Exercise →
Could you restate every entry word for word, minus the pictures?

═══ Material provided ═══

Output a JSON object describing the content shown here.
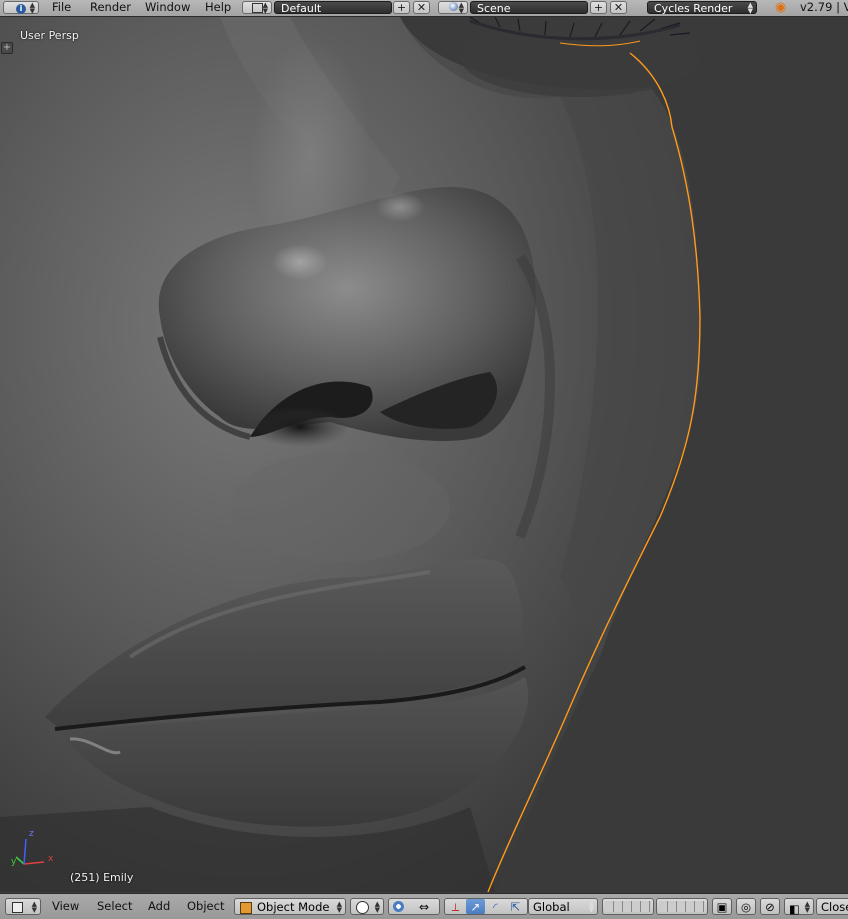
{
  "top_header": {
    "menu": [
      "File",
      "Render",
      "Window",
      "Help"
    ],
    "screen_layout": "Default",
    "scene": "Scene",
    "render_engine": "Cycles Render",
    "version": "v2.79 | V"
  },
  "viewport": {
    "view_label": "User Persp",
    "object_label": "(251) Emily",
    "axes": {
      "x": "x",
      "y": "y",
      "z": "z"
    },
    "colors": {
      "background": "#3d3d3d",
      "selection_outline": "#ff9a1a",
      "axis_x": "#e04040",
      "axis_y": "#40d040",
      "axis_z": "#4060ff"
    }
  },
  "bottom_header": {
    "menu": [
      "View",
      "Select",
      "Add",
      "Object"
    ],
    "mode": "Object Mode",
    "orientation": "Global",
    "close_label": "Close"
  }
}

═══

Answer space →
Output a JSON object describing the content shown here.
{
  "top_header": {
    "menu": [
      "File",
      "Render",
      "Window",
      "Help"
    ],
    "screen_layout": "Default",
    "scene": "Scene",
    "render_engine": "Cycles Render",
    "version": "v2.79 | V"
  },
  "viewport": {
    "view_label": "User Persp",
    "object_label": "(251) Emily",
    "axes": {
      "x": "x",
      "y": "y",
      "z": "z"
    },
    "colors": {
      "background": "#3d3d3d",
      "selection_outline": "#ff9a1a",
      "axis_x": "#e04040",
      "axis_y": "#40d040",
      "axis_z": "#4060ff"
    }
  },
  "bottom_header": {
    "menu": [
      "View",
      "Select",
      "Add",
      "Object"
    ],
    "mode": "Object Mode",
    "orientation": "Global",
    "close_label": "Close"
  }
}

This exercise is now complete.